What’s the difference between a food allergy, a food sensitivity and a food intolerance?
I often hear people using these terms interchangeably but they describe different responses that the body has to food. The symptoms can be the same which can make it hard to tell which one you might have. But treatment varies, so knowing which one you have is important.
The symptoms of food allergies, intolerances and sensitivities overlap quite a bit. In addition, those symptoms can be vague and located anywhere in the body which makes it particularly difficult to diagnose. The most common symptoms are centered around the digestive tract: nausea, vomiting, diarrhea, constipation, heartburn, or gas. I’ve also seen skin reactions like acne or eczema, headaches, increased PMS cramping, and fatigue. The list of symptoms of food sensitivities could go on and on.
The term allergy describes a specific type of immune response. People can be allergic to pets, pollens, grasses, foods, etc. The most common foods that trigger a true allergic reaction are peanuts and shellfish. The allergic response can be serious and even life threatening. That’s why people with allergies might carry an epi-pen and why many elementary schools are completely peanut-free. For a child with a peanut allergy even touching a table where a peanut butter sandwich had been lying could be enough to trigger a serious response.
Allergies trigger a type 1 immune hypersensitivity response. This involves T cells, B cells and mast cells. The first time someone is exposed to an offending food (an allergen or antigen) their body creates antibodies or immunoglobulins, specifically immunoglobulin E, IgE. These IgE antibodies then locate themselves on mast cells. After that every time someone is exposed to that particular allergen the IgE antibodies trigger the mast cell to release histamine. The histamine causes local blood vessels to dilate which causes symptoms like runny nose, runny eyes, throat swelling, etc. This reaction is immediate, happening with just a few minutes. Blood and skin prick tests are good ways to diagnose an allergy.

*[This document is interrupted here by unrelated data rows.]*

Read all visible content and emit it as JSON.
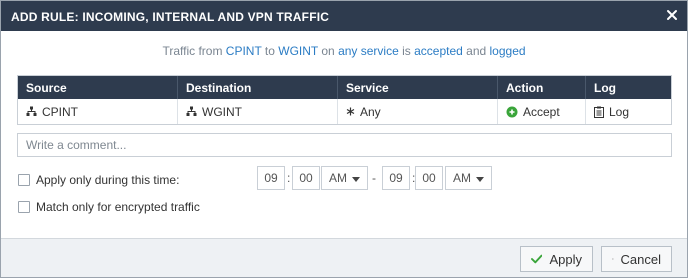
{
  "dialog": {
    "title": "ADD RULE: INCOMING, INTERNAL AND VPN TRAFFIC",
    "close_icon": "close-icon"
  },
  "summary": {
    "t1": "Traffic from ",
    "source": "CPINT",
    "t2": " to ",
    "destination": "WGINT",
    "t3": " on ",
    "service": "any service",
    "t4": " is ",
    "action": "accepted",
    "t5": " and ",
    "log": "logged"
  },
  "table": {
    "headers": [
      "Source",
      "Destination",
      "Service",
      "Action",
      "Log"
    ],
    "row": {
      "source": "CPINT",
      "destination": "WGINT",
      "service": "Any",
      "action": "Accept",
      "log": "Log"
    },
    "icons": {
      "source": "network-icon",
      "destination": "network-icon",
      "service": "asterisk-icon",
      "action": "accept-icon",
      "log": "clipboard-icon"
    }
  },
  "comment": {
    "placeholder": "Write a comment..."
  },
  "options": {
    "time_label": "Apply only during this time:",
    "encrypted_label": "Match only for encrypted traffic"
  },
  "time": {
    "start_hour": "09",
    "start_minute": "00",
    "start_ampm": "AM",
    "separator": "-",
    "end_hour": "09",
    "end_minute": "00",
    "end_ampm": "AM",
    "colon": ":"
  },
  "footer": {
    "apply": "Apply",
    "cancel": "Cancel"
  },
  "colors": {
    "header_bg": "#2e3b4e",
    "link": "#2b7cc4",
    "accept_green": "#3aa53a",
    "apply_check": "#3aa53a"
  }
}
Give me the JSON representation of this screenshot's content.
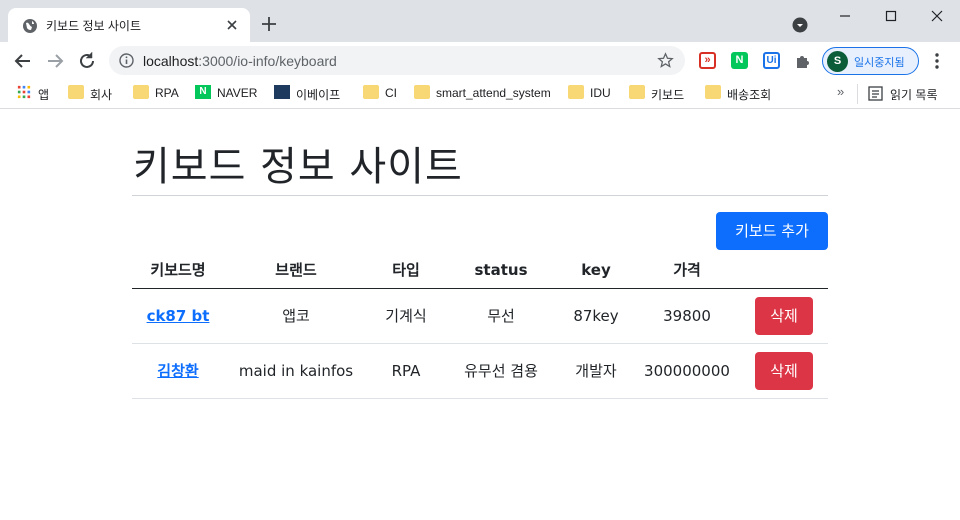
{
  "browser": {
    "tab_title": "키보드 정보 사이트",
    "url_host": "localhost",
    "url_rest": ":3000/io-info/keyboard",
    "profile_initial": "S",
    "profile_label": "일시중지됨",
    "extensions": [
      {
        "name": "ext-red",
        "glyph": "»",
        "color": "#d93025"
      },
      {
        "name": "ext-naver",
        "glyph": "N",
        "color": "#03c75a"
      },
      {
        "name": "ext-ui",
        "glyph": "Ui",
        "color": "#1a73e8"
      }
    ],
    "icons": {
      "back": "back-arrow-icon",
      "forward": "forward-arrow-icon",
      "reload": "reload-icon",
      "info": "info-icon",
      "star": "star-icon",
      "puzzle": "puzzle-icon",
      "kebab": "kebab-menu-icon"
    }
  },
  "bookmarks": {
    "items": [
      {
        "label": "앱",
        "icon": "apps-grid-icon"
      },
      {
        "label": "회사",
        "icon": "folder-icon"
      },
      {
        "label": "RPA",
        "icon": "folder-icon"
      },
      {
        "label": "NAVER",
        "icon": "naver-icon"
      },
      {
        "label": "이베이프",
        "icon": "site-icon"
      },
      {
        "label": "CI",
        "icon": "folder-icon"
      },
      {
        "label": "smart_attend_system",
        "icon": "folder-icon"
      },
      {
        "label": "IDU",
        "icon": "folder-icon"
      },
      {
        "label": "키보드",
        "icon": "folder-icon"
      },
      {
        "label": "배송조회",
        "icon": "folder-icon"
      }
    ],
    "more": "»",
    "reading_list": "읽기 목록"
  },
  "page": {
    "title": "키보드 정보 사이트",
    "add_button": "키보드 추가",
    "table": {
      "headers": [
        "키보드명",
        "브랜드",
        "타입",
        "status",
        "key",
        "가격",
        ""
      ],
      "rows": [
        {
          "name": "ck87 bt",
          "brand": "앱코",
          "type": "기계식",
          "status": "무선",
          "key": "87key",
          "price": "39800",
          "action": "삭제"
        },
        {
          "name": "김창환",
          "brand": "maid in kainfos",
          "type": "RPA",
          "status": "유무선 겸용",
          "key": "개발자",
          "price": "300000000",
          "action": "삭제"
        }
      ]
    }
  },
  "colors": {
    "primary": "#0d6efd",
    "danger": "#dc3545",
    "tabstrip": "#dee1e6"
  }
}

A food intolerance is not an immune response at all. Instead it’s when the body is unable to properly digest a food, usually because it is missing an enzyme. For example people who are intolerant to dairy do not have lactase, the enzyme that breaks down the lactose protein found in milk. Individuals could be intolerant to sulfites, fructose, or other food additives.
A food sensitivity is sometimes called a non-IgE reaction. That’s because it involves the immune system, but not the IgE antibodies. Immunologically it is usually a type 4 hypersensitivity reaction involving T cells, macrophages, cytokines and other inflammation mediators. What’s important to know is that while an offending food (an antigen) will start the response, the cells that are triggered are not specific to that food. This immune response is sometimes called a delayed reaction, and in fact the symptoms can appear 72 hours later. This makes it particularly difficult to pinpoint which food might be causing the symptoms. Nine out of ten people with a food sensitivity will be sensitive to dairy, eggs, soy, gluten, or corn.
This is what I would miss the most.
The best way to identify a food intolerance or sensitivity is to avoid the probable foods for a period of time and then eat them again and note any symptoms. The symptoms might not appear until 2-3 days after the food is eaten. In my practice I recommend an elimination/reintroduction diet to help people identify food intolerances and sensitivities.
For a true food allergy, one should avoid the food they are allergic to forever.
For a food intolerance, in general it’s best to avoid those foods. It can be okay to eat a little bit occasionally, as long as you take appropriate digestive enzymes at the same time to help your body digest the food. I prefer 100% plant-based enzymes.
Identifying a food sensitivity is just the first step in a longer process of gut repair. Since a sensitivity is often caused by some sort of “leaky gut” that allowed the food proteins to come into contact with the immune system too soon, we want to strengthen the gut. The gut repair process can take months to years. My gut repair protocol uses 4 R’s. Remove the offending food completely from your diet. Restore proper function (this is individual and would address specific symptoms like constipation, heartburn or acne). Repopulate the gut with good bacteria. And last but most importantly, repair the lining of the small intestine.
If you have more questions about food allergies, intolerances and sensitivities, you can contact me, or schedule a free fifteen minute chat which can be in person in my Philadelphia office or via phone/Skype. I look forward to helping you illuminate your own health.
peanuts photo credit: Darwin Bell via photopin cc
cheeses photo credit: cwbuecheler via photopin cc
epi-pen photo credit: stusic via photopin cc